For many yogis, stretching seems to be the only way to release tensions. But what precisely is it that causes muscular tensions in the first place?


On first sight, muscular tensions can have many different causes such as stress, a bad posture or one-sided strain. On closer examination, though, they can be traced back to one single cause: a lack of strength. In other words, either the tense muscle itself or an adjacent muscle with a similar function is too weak to fulfill its task. And while stretching exercises help to release tensions, the relief is often of a short-lived duration since those exercises do not tackle the actual cause. The muscle is not strengthened and under everyday strain, the tensions will soon return. Therefore, countering stress and an unbalanced posture with a targeted yoga practice proves way more promising than mere stretching exercises. If the tense muscle or adjacent muscles with a similar function are strengthened in addition to that, they will soon fulfil their tasks with ease, which in turn means: good riddance to tensions!

The piriformis muscle

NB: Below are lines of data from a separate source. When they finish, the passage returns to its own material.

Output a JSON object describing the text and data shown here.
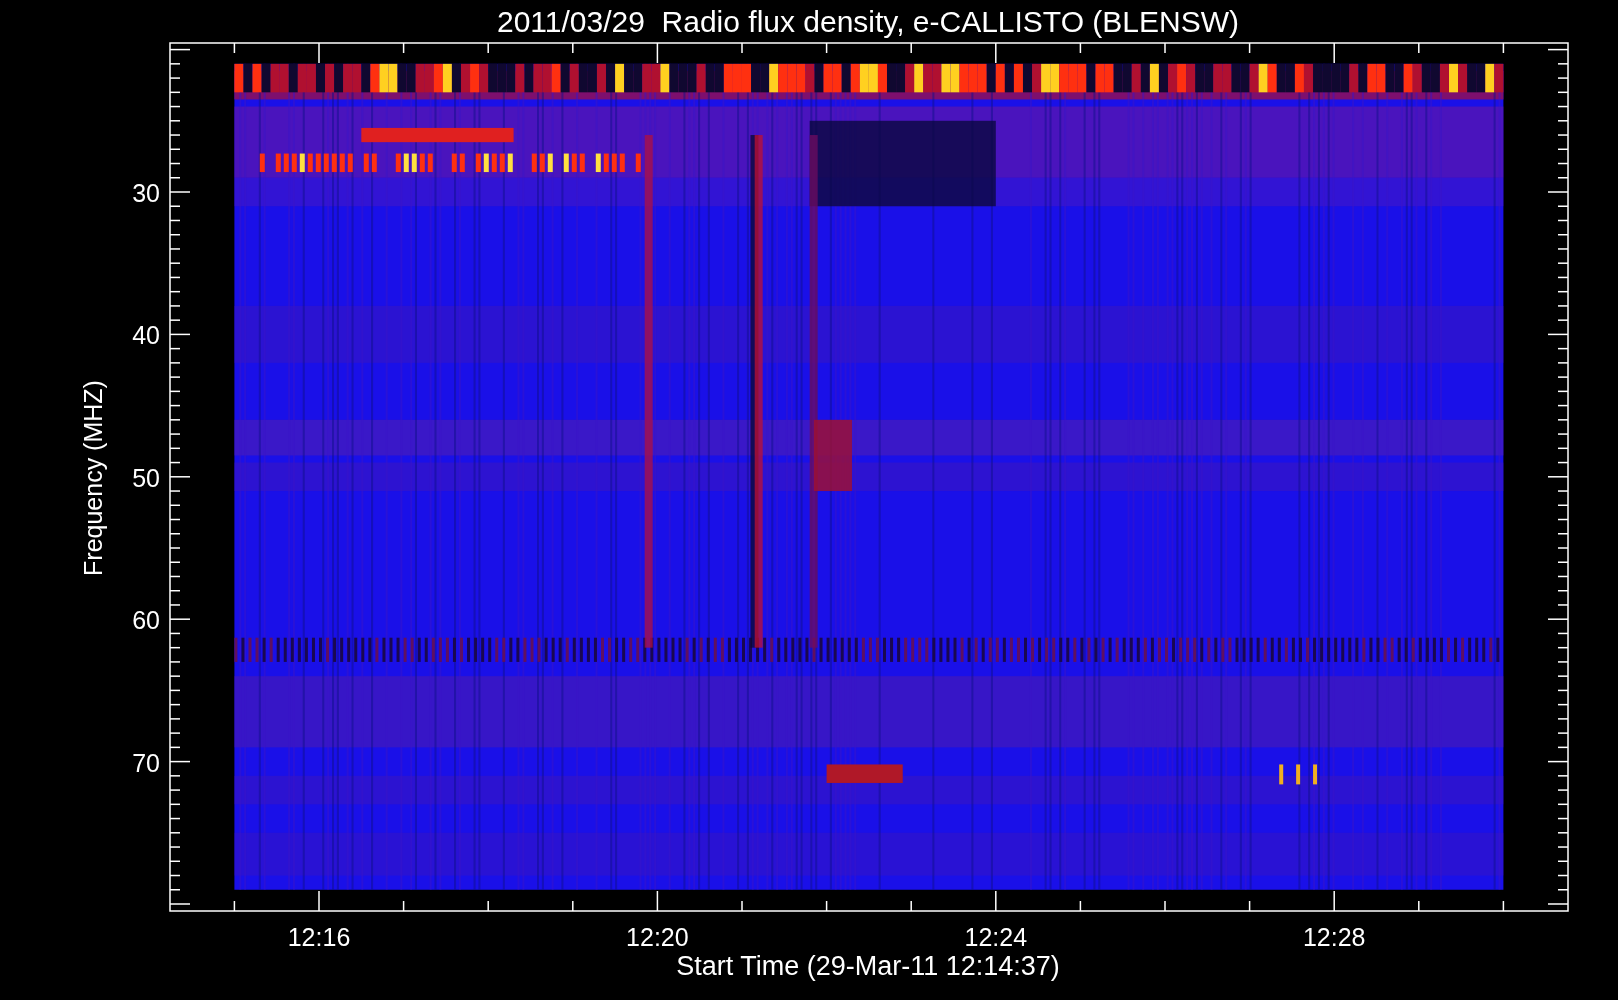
{
  "title": "2011/03/29  Radio flux density, e-CALLISTO (BLENSW)",
  "y_axis": {
    "label": "Frequency (MHZ)",
    "ticks": [
      "30",
      "40",
      "50",
      "60",
      "70"
    ]
  },
  "x_axis": {
    "label": "Start Time (29-Mar-11 12:14:37)",
    "ticks": [
      "12:16",
      "12:20",
      "12:24",
      "12:28"
    ]
  }
}
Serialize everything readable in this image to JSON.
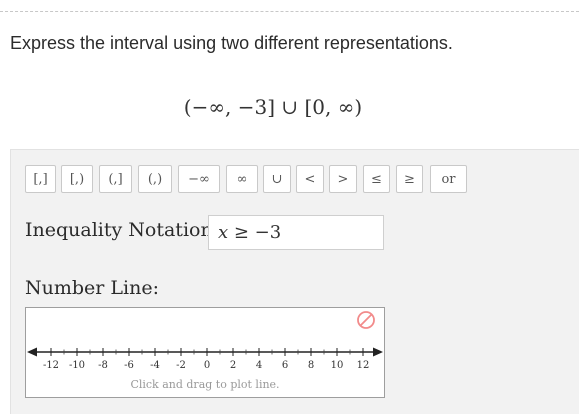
{
  "question": {
    "prompt": "Express the interval using two different representations.",
    "expression": "(−∞, −3] ∪ [0, ∞)"
  },
  "toolbar": {
    "buttons": [
      "[,]",
      "[,)",
      "(,]",
      "(,)",
      "−∞",
      "∞",
      "∪",
      "<",
      ">",
      "≤",
      "≥",
      "or"
    ]
  },
  "inequality": {
    "label": "Inequality Notation:",
    "value_var": "x",
    "value_rest": " ≥ −3"
  },
  "number_line": {
    "label": "Number Line:",
    "tick_labels": [
      "-12",
      "-10",
      "-8",
      "-6",
      "-4",
      "-2",
      "0",
      "2",
      "4",
      "6",
      "8",
      "10",
      "12"
    ],
    "hint": "Click and drag to plot line.",
    "clear_icon": "no-entry-icon",
    "axis_color": "#222222",
    "clear_icon_color": "#f28b8b"
  }
}
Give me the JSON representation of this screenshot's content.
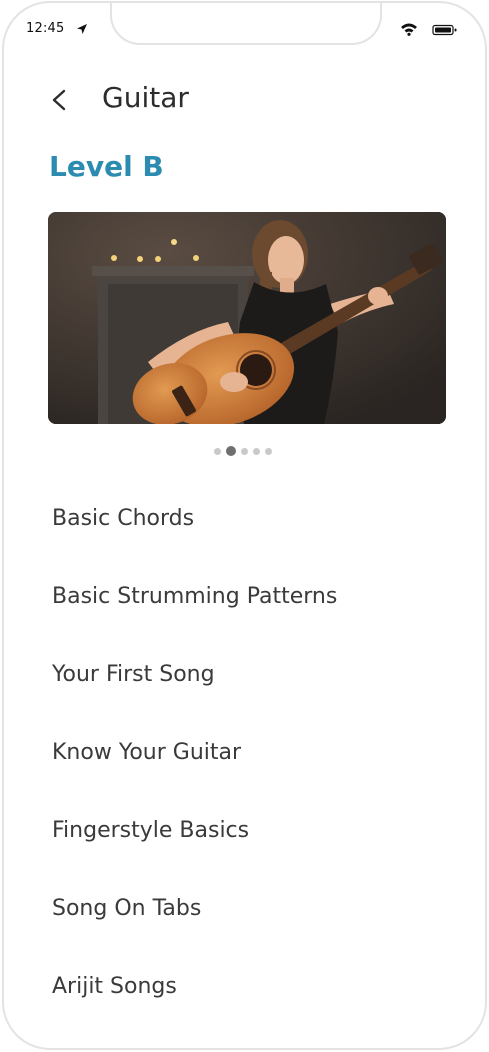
{
  "status_bar": {
    "time": "12:45",
    "icons": [
      "location-arrow-icon",
      "wifi-icon",
      "battery-icon"
    ]
  },
  "header": {
    "back_icon": "chevron-left-icon",
    "title": "Guitar"
  },
  "level": {
    "title": "Level B"
  },
  "carousel": {
    "image": "girl-playing-acoustic-guitar",
    "slide_count": 5,
    "active_index": 1
  },
  "lessons": [
    {
      "label": "Basic Chords"
    },
    {
      "label": "Basic Strumming Patterns"
    },
    {
      "label": "Your First Song"
    },
    {
      "label": "Know Your Guitar"
    },
    {
      "label": "Fingerstyle Basics"
    },
    {
      "label": "Song On Tabs"
    },
    {
      "label": "Arijit Songs"
    }
  ],
  "colors": {
    "accent": "#2b8bb0",
    "text": "#3a3a3a",
    "frame": "#e3e3e3"
  }
}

The piriformis muscle (pear-shaped muscle) is a case in point. Situated deep under the gluteus maximus muscle, it reaches over the sacroiliac joint and the hip joint (cox). The muscle is located at the base of the spine and therefore reacts extremely sensitively to an unbalanced body posture. What is more, it quickly reacts to stress by tensing up. There are numerous yoga exercises to stretch this muscle (see, for instance, YOGA JOURNAL September/October 2013). In the present case, however, release is to be achieved by strengthening the muscle.

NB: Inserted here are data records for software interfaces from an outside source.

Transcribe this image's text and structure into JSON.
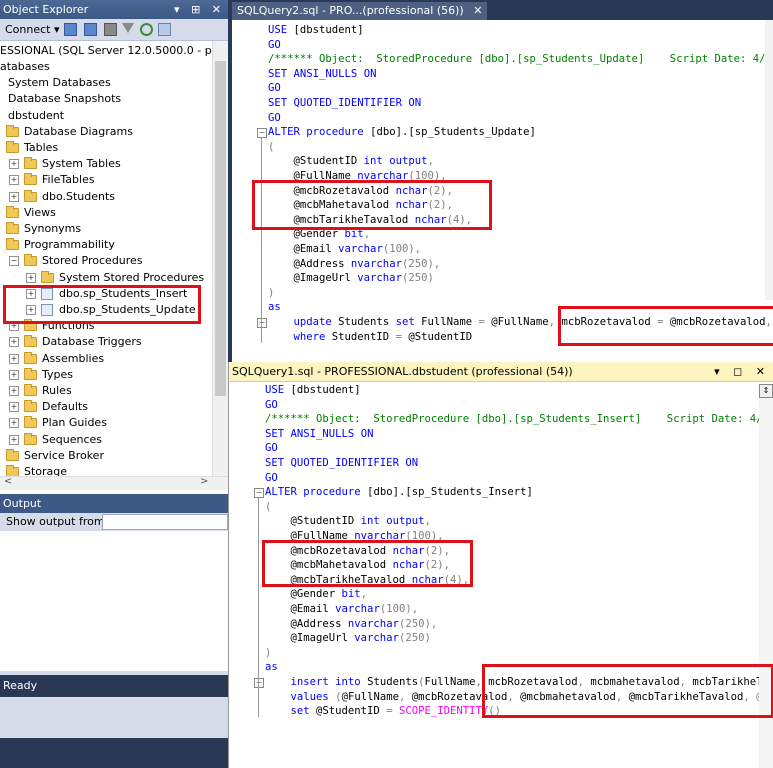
{
  "object_explorer": {
    "title": "Object Explorer",
    "title_buttons": "▾ ⊞ ✕",
    "connect_label": "Connect ▾",
    "server_node": "ESSIONAL (SQL Server 12.0.5000.0 - professio",
    "tree": [
      {
        "label": "atabases",
        "expander": ""
      },
      {
        "label": "System Databases",
        "expander": ""
      },
      {
        "label": "Database Snapshots",
        "expander": ""
      },
      {
        "label": "dbstudent",
        "expander": ""
      },
      {
        "label": "Database Diagrams",
        "expander": ""
      },
      {
        "label": "Tables",
        "expander": ""
      },
      {
        "label": "System Tables",
        "expander": "+"
      },
      {
        "label": "FileTables",
        "expander": "+"
      },
      {
        "label": "dbo.Students",
        "expander": "+"
      },
      {
        "label": "Views",
        "expander": ""
      },
      {
        "label": "Synonyms",
        "expander": ""
      },
      {
        "label": "Programmability",
        "expander": ""
      },
      {
        "label": "Stored Procedures",
        "expander": "−"
      },
      {
        "label": "System Stored Procedures",
        "expander": "+"
      },
      {
        "label": "dbo.sp_Students_Insert",
        "expander": "+"
      },
      {
        "label": "dbo.sp_Students_Update",
        "expander": "+"
      },
      {
        "label": "Functions",
        "expander": "+"
      },
      {
        "label": "Database Triggers",
        "expander": "+"
      },
      {
        "label": "Assemblies",
        "expander": "+"
      },
      {
        "label": "Types",
        "expander": "+"
      },
      {
        "label": "Rules",
        "expander": "+"
      },
      {
        "label": "Defaults",
        "expander": "+"
      },
      {
        "label": "Plan Guides",
        "expander": "+"
      },
      {
        "label": "Sequences",
        "expander": "+"
      },
      {
        "label": "Service Broker",
        "expander": ""
      },
      {
        "label": "Storage",
        "expander": ""
      }
    ],
    "hscroll_left": "<",
    "hscroll_right": ">"
  },
  "output": {
    "title": "Output",
    "show_output_from": "Show output from:",
    "selected": ""
  },
  "status": "Ready",
  "editor_top": {
    "tab_label": "SQLQuery2.sql - PRO...(professional (56))",
    "tab_close": "✕",
    "lines": [
      [
        {
          "t": "USE ",
          "c": "kw"
        },
        {
          "t": "[dbstudent]",
          "c": "tx"
        }
      ],
      [
        {
          "t": "GO",
          "c": "kw"
        }
      ],
      [
        {
          "t": "/****** Object:  StoredProcedure [dbo].[sp_Students_Update]    Script Date: 4/2",
          "c": "cm"
        }
      ],
      [
        {
          "t": "SET ",
          "c": "kw"
        },
        {
          "t": "ANSI_NULLS ",
          "c": "kw"
        },
        {
          "t": "ON",
          "c": "kw"
        }
      ],
      [
        {
          "t": "GO",
          "c": "kw"
        }
      ],
      [
        {
          "t": "SET ",
          "c": "kw"
        },
        {
          "t": "QUOTED_IDENTIFIER ",
          "c": "kw"
        },
        {
          "t": "ON",
          "c": "kw"
        }
      ],
      [
        {
          "t": "GO",
          "c": "kw"
        }
      ],
      [
        {
          "t": "ALTER ",
          "c": "kw"
        },
        {
          "t": "procedure ",
          "c": "kw"
        },
        {
          "t": "[dbo].[sp_Students_Update]",
          "c": "tx"
        }
      ],
      [
        {
          "t": "(",
          "c": "gr"
        }
      ],
      [
        {
          "t": "    @StudentID ",
          "c": "tx"
        },
        {
          "t": "int ",
          "c": "kw"
        },
        {
          "t": "output",
          "c": "kw"
        },
        {
          "t": ",",
          "c": "gr"
        }
      ],
      [
        {
          "t": "    @FullName ",
          "c": "tx"
        },
        {
          "t": "nvarchar",
          "c": "kw"
        },
        {
          "t": "(100)",
          "c": "gr"
        },
        {
          "t": ",",
          "c": "gr"
        }
      ],
      [
        {
          "t": "    @mcbRozetavalod ",
          "c": "tx"
        },
        {
          "t": "nchar",
          "c": "kw"
        },
        {
          "t": "(2)",
          "c": "gr"
        },
        {
          "t": ",",
          "c": "gr"
        }
      ],
      [
        {
          "t": "    @mcbMahetavalod ",
          "c": "tx"
        },
        {
          "t": "nchar",
          "c": "kw"
        },
        {
          "t": "(2)",
          "c": "gr"
        },
        {
          "t": ",",
          "c": "gr"
        }
      ],
      [
        {
          "t": "    @mcbTarikheTavalod ",
          "c": "tx"
        },
        {
          "t": "nchar",
          "c": "kw"
        },
        {
          "t": "(4)",
          "c": "gr"
        },
        {
          "t": ",",
          "c": "gr"
        }
      ],
      [
        {
          "t": "    @Gender ",
          "c": "tx"
        },
        {
          "t": "bit",
          "c": "kw"
        },
        {
          "t": ",",
          "c": "gr"
        }
      ],
      [
        {
          "t": "    @Email ",
          "c": "tx"
        },
        {
          "t": "varchar",
          "c": "kw"
        },
        {
          "t": "(100)",
          "c": "gr"
        },
        {
          "t": ",",
          "c": "gr"
        }
      ],
      [
        {
          "t": "    @Address ",
          "c": "tx"
        },
        {
          "t": "nvarchar",
          "c": "kw"
        },
        {
          "t": "(250)",
          "c": "gr"
        },
        {
          "t": ",",
          "c": "gr"
        }
      ],
      [
        {
          "t": "    @ImageUrl ",
          "c": "tx"
        },
        {
          "t": "varchar",
          "c": "kw"
        },
        {
          "t": "(250)",
          "c": "gr"
        }
      ],
      [
        {
          "t": ")",
          "c": "gr"
        }
      ],
      [
        {
          "t": "as",
          "c": "kw"
        }
      ],
      [
        {
          "t": "    update ",
          "c": "kw"
        },
        {
          "t": "Students ",
          "c": "tx"
        },
        {
          "t": "set ",
          "c": "kw"
        },
        {
          "t": "FullName ",
          "c": "tx"
        },
        {
          "t": "= ",
          "c": "gr"
        },
        {
          "t": "@FullName",
          "c": "tx"
        },
        {
          "t": ", ",
          "c": "gr"
        },
        {
          "t": "mcbRozetavalod ",
          "c": "tx"
        },
        {
          "t": "= ",
          "c": "gr"
        },
        {
          "t": "@mcbRozetavalod",
          "c": "tx"
        },
        {
          "t": ",",
          "c": "gr"
        }
      ],
      [
        {
          "t": "    where ",
          "c": "kw"
        },
        {
          "t": "StudentID ",
          "c": "tx"
        },
        {
          "t": "= ",
          "c": "gr"
        },
        {
          "t": "@StudentID",
          "c": "tx"
        }
      ]
    ]
  },
  "editor_bottom": {
    "title": "SQLQuery1.sql - PROFESSIONAL.dbstudent (professional (54))",
    "title_buttons": "▾ ◻ ✕",
    "lines": [
      [
        {
          "t": "USE ",
          "c": "kw"
        },
        {
          "t": "[dbstudent]",
          "c": "tx"
        }
      ],
      [
        {
          "t": "GO",
          "c": "kw"
        }
      ],
      [
        {
          "t": "/****** Object:  StoredProcedure [dbo].[sp_Students_Insert]    Script Date: 4/",
          "c": "cm"
        }
      ],
      [
        {
          "t": "SET ",
          "c": "kw"
        },
        {
          "t": "ANSI_NULLS ",
          "c": "kw"
        },
        {
          "t": "ON",
          "c": "kw"
        }
      ],
      [
        {
          "t": "GO",
          "c": "kw"
        }
      ],
      [
        {
          "t": "SET ",
          "c": "kw"
        },
        {
          "t": "QUOTED_IDENTIFIER ",
          "c": "kw"
        },
        {
          "t": "ON",
          "c": "kw"
        }
      ],
      [
        {
          "t": "GO",
          "c": "kw"
        }
      ],
      [
        {
          "t": "ALTER ",
          "c": "kw"
        },
        {
          "t": "procedure ",
          "c": "kw"
        },
        {
          "t": "[dbo].[sp_Students_Insert]",
          "c": "tx"
        }
      ],
      [
        {
          "t": "(",
          "c": "gr"
        }
      ],
      [
        {
          "t": "    @StudentID ",
          "c": "tx"
        },
        {
          "t": "int ",
          "c": "kw"
        },
        {
          "t": "output",
          "c": "kw"
        },
        {
          "t": ",",
          "c": "gr"
        }
      ],
      [
        {
          "t": "    @FullName ",
          "c": "tx"
        },
        {
          "t": "nvarchar",
          "c": "kw"
        },
        {
          "t": "(100)",
          "c": "gr"
        },
        {
          "t": ",",
          "c": "gr"
        }
      ],
      [
        {
          "t": "    @mcbRozetavalod ",
          "c": "tx"
        },
        {
          "t": "nchar",
          "c": "kw"
        },
        {
          "t": "(2)",
          "c": "gr"
        },
        {
          "t": ",",
          "c": "gr"
        }
      ],
      [
        {
          "t": "    @mcbMahetavalod ",
          "c": "tx"
        },
        {
          "t": "nchar",
          "c": "kw"
        },
        {
          "t": "(2)",
          "c": "gr"
        },
        {
          "t": ",",
          "c": "gr"
        }
      ],
      [
        {
          "t": "    @mcbTarikheTavalod ",
          "c": "tx"
        },
        {
          "t": "nchar",
          "c": "kw"
        },
        {
          "t": "(4)",
          "c": "gr"
        },
        {
          "t": ",",
          "c": "gr"
        }
      ],
      [
        {
          "t": "    @Gender ",
          "c": "tx"
        },
        {
          "t": "bit",
          "c": "kw"
        },
        {
          "t": ",",
          "c": "gr"
        }
      ],
      [
        {
          "t": "    @Email ",
          "c": "tx"
        },
        {
          "t": "varchar",
          "c": "kw"
        },
        {
          "t": "(100)",
          "c": "gr"
        },
        {
          "t": ",",
          "c": "gr"
        }
      ],
      [
        {
          "t": "    @Address ",
          "c": "tx"
        },
        {
          "t": "nvarchar",
          "c": "kw"
        },
        {
          "t": "(250)",
          "c": "gr"
        },
        {
          "t": ",",
          "c": "gr"
        }
      ],
      [
        {
          "t": "    @ImageUrl ",
          "c": "tx"
        },
        {
          "t": "varchar",
          "c": "kw"
        },
        {
          "t": "(250)",
          "c": "gr"
        }
      ],
      [
        {
          "t": ")",
          "c": "gr"
        }
      ],
      [
        {
          "t": "as",
          "c": "kw"
        }
      ],
      [
        {
          "t": "    insert into ",
          "c": "kw"
        },
        {
          "t": "Students",
          "c": "tx"
        },
        {
          "t": "(",
          "c": "gr"
        },
        {
          "t": "FullName",
          "c": "tx"
        },
        {
          "t": ", ",
          "c": "gr"
        },
        {
          "t": "mcbRozetavalod",
          "c": "tx"
        },
        {
          "t": ", ",
          "c": "gr"
        },
        {
          "t": "mcbmahetavalod",
          "c": "tx"
        },
        {
          "t": ", ",
          "c": "gr"
        },
        {
          "t": "mcbTarikheT",
          "c": "tx"
        }
      ],
      [
        {
          "t": "    values ",
          "c": "kw"
        },
        {
          "t": "(",
          "c": "gr"
        },
        {
          "t": "@FullName",
          "c": "tx"
        },
        {
          "t": ", ",
          "c": "gr"
        },
        {
          "t": "@mcbRozetavalod",
          "c": "tx"
        },
        {
          "t": ", ",
          "c": "gr"
        },
        {
          "t": "@mcbmahetavalod",
          "c": "tx"
        },
        {
          "t": ", ",
          "c": "gr"
        },
        {
          "t": "@mcbTarikheTavalod",
          "c": "tx"
        },
        {
          "t": ", @",
          "c": "gr"
        }
      ],
      [
        {
          "t": "    set ",
          "c": "kw"
        },
        {
          "t": "@StudentID ",
          "c": "tx"
        },
        {
          "t": "= ",
          "c": "gr"
        },
        {
          "t": "SCOPE_IDENTITY",
          "c": "fn"
        },
        {
          "t": "()",
          "c": "gr"
        }
      ]
    ]
  },
  "colors": {
    "highlight_box": "#e0101a",
    "keyword": "#0000ff",
    "comment": "#008000",
    "chrome_dark": "#293955",
    "active_tab_title": "#fdf4bf"
  }
}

Weak friends

The gluteus maximus muscle lies right above the piriformis muscle. As is the case for the piriformis, its lower part (pars intimus) reaches from the sacral bone to the greater trochanter (trochanter major) and its upper part (pars superior) from the iliac crest to the greater trochanter. Piriformis and gluteus maximus share almost the same function: they are responsible for hip extension and external rotation. Moreover, both the lower part of the gluteus maximus and the piriformis stabilise the sacroiliac joint. Figuratively speaking, the comparatively small piriformis and the, in relation to it, quite large gluteus maximus are good friends. Unfortunately, though, the large one tends to be lazy while the small one does all the hard work. It's not by chance that almost all gyms offer 'legs, bums and tums' classes. While the bum easily gets weak and slack, its little friend, the piriformis, gets too much strain and tenses up.

On your mat...

Of course you don't have to go to the gym to strengthen your gluteus maximus. With the following exercises, your yoga mat can be just as efficient a place to train your buttocks. What is more, the same principle also applies to other regions of the body. For instance, the small, deep-seated levator scapulae muscle often tenses up under the larger, often weakened trapezius muscle. Here, likewise, exercises to strengthen the neck frequently work miracles. Enjoy your workout!